Your assignment »
What must be handed in is the entire listing, exactly as written, with no pictures.

Data to process »
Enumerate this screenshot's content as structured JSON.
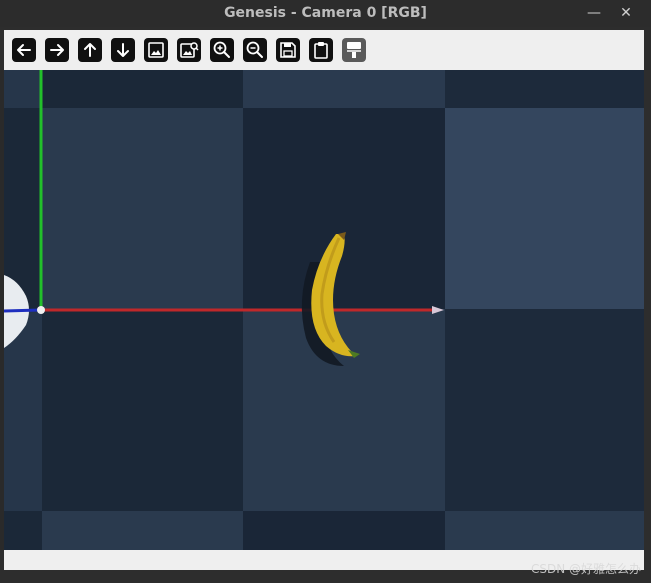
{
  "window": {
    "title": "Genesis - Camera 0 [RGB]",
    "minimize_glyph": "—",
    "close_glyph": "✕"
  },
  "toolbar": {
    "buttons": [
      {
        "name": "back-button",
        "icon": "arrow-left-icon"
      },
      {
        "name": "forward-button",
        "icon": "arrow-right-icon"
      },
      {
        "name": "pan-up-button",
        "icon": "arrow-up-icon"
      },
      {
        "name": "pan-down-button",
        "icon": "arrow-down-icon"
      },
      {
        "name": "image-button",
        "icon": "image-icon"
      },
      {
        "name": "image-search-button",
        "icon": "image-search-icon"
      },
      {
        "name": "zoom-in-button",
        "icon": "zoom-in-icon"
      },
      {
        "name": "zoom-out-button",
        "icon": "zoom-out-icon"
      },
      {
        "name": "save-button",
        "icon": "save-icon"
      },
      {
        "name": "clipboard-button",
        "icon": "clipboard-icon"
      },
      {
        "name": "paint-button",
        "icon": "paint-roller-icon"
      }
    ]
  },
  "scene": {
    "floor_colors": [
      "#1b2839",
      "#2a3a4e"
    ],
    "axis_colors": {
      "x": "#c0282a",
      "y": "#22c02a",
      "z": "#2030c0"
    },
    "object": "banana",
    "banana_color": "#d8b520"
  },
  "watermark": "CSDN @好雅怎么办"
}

Response below »
Enumerate this screenshot's content as structured JSON.
{
  "window": {
    "title": "Genesis - Camera 0 [RGB]",
    "minimize_glyph": "—",
    "close_glyph": "✕"
  },
  "toolbar": {
    "buttons": [
      {
        "name": "back-button",
        "icon": "arrow-left-icon"
      },
      {
        "name": "forward-button",
        "icon": "arrow-right-icon"
      },
      {
        "name": "pan-up-button",
        "icon": "arrow-up-icon"
      },
      {
        "name": "pan-down-button",
        "icon": "arrow-down-icon"
      },
      {
        "name": "image-button",
        "icon": "image-icon"
      },
      {
        "name": "image-search-button",
        "icon": "image-search-icon"
      },
      {
        "name": "zoom-in-button",
        "icon": "zoom-in-icon"
      },
      {
        "name": "zoom-out-button",
        "icon": "zoom-out-icon"
      },
      {
        "name": "save-button",
        "icon": "save-icon"
      },
      {
        "name": "clipboard-button",
        "icon": "clipboard-icon"
      },
      {
        "name": "paint-button",
        "icon": "paint-roller-icon"
      }
    ]
  },
  "scene": {
    "floor_colors": [
      "#1b2839",
      "#2a3a4e"
    ],
    "axis_colors": {
      "x": "#c0282a",
      "y": "#22c02a",
      "z": "#2030c0"
    },
    "object": "banana",
    "banana_color": "#d8b520"
  },
  "watermark": "CSDN @好雅怎么办"
}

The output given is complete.